_EXERCISE MATERIAL:_
====
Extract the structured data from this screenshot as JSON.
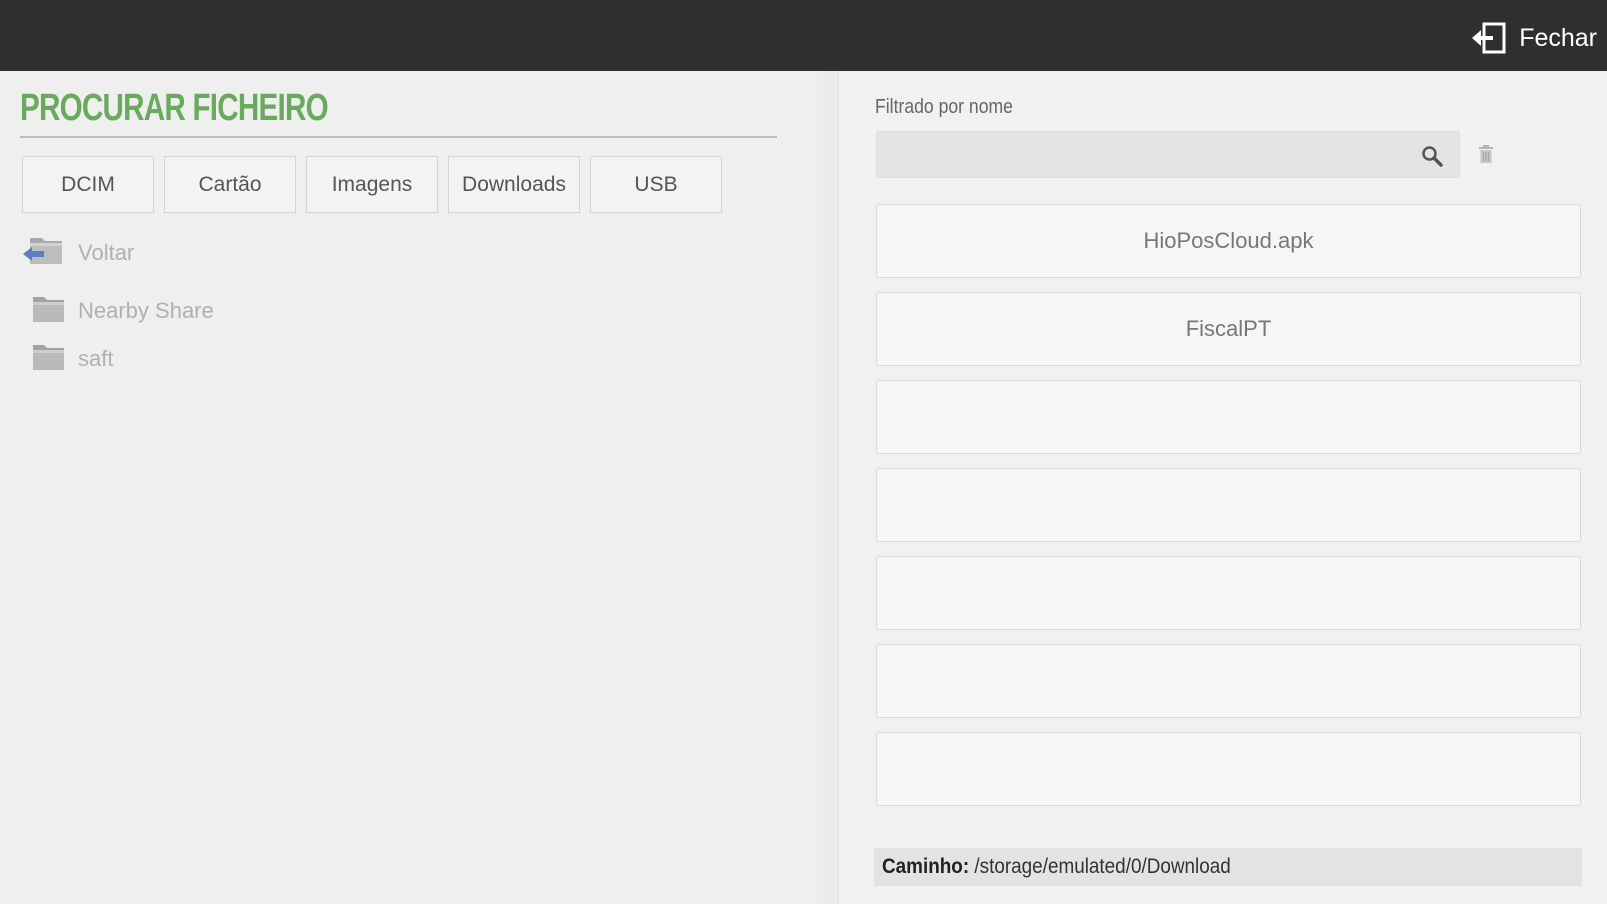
{
  "header": {
    "close_label": "Fechar",
    "close_icon": "exit-door-icon"
  },
  "left": {
    "title": "PROCURAR FICHEIRO",
    "locations": [
      "DCIM",
      "Cartão",
      "Imagens",
      "Downloads",
      "USB"
    ],
    "back_label": "Voltar",
    "back_icon": "folder-back-icon",
    "folders": [
      {
        "name": "Nearby Share",
        "icon": "folder-icon"
      },
      {
        "name": "saft",
        "icon": "folder-icon"
      }
    ]
  },
  "right": {
    "filter_label": "Filtrado por nome",
    "search_value": "",
    "search_icon": "search-icon",
    "clear_icon": "trash-icon",
    "files": [
      "HioPosCloud.apk",
      "FiscalPT",
      "",
      "",
      "",
      "",
      ""
    ],
    "path_label": "Caminho:",
    "path_value": "/storage/emulated/0/Download"
  },
  "colors": {
    "title_green": "#6aaa5e",
    "topbar": "#2f2f2f",
    "back_arrow_blue": "#5b7fc0"
  }
}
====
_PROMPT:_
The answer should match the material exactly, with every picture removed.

_YOUR RESPONSE:_
Extract the structured data from this screenshot as JSON.
{
  "header": {
    "close_label": "Fechar",
    "close_icon": "exit-door-icon"
  },
  "left": {
    "title": "PROCURAR FICHEIRO",
    "locations": [
      "DCIM",
      "Cartão",
      "Imagens",
      "Downloads",
      "USB"
    ],
    "back_label": "Voltar",
    "back_icon": "folder-back-icon",
    "folders": [
      {
        "name": "Nearby Share",
        "icon": "folder-icon"
      },
      {
        "name": "saft",
        "icon": "folder-icon"
      }
    ]
  },
  "right": {
    "filter_label": "Filtrado por nome",
    "search_value": "",
    "search_icon": "search-icon",
    "clear_icon": "trash-icon",
    "files": [
      "HioPosCloud.apk",
      "FiscalPT",
      "",
      "",
      "",
      "",
      ""
    ],
    "path_label": "Caminho:",
    "path_value": "/storage/emulated/0/Download"
  },
  "colors": {
    "title_green": "#6aaa5e",
    "topbar": "#2f2f2f",
    "back_arrow_blue": "#5b7fc0"
  }
}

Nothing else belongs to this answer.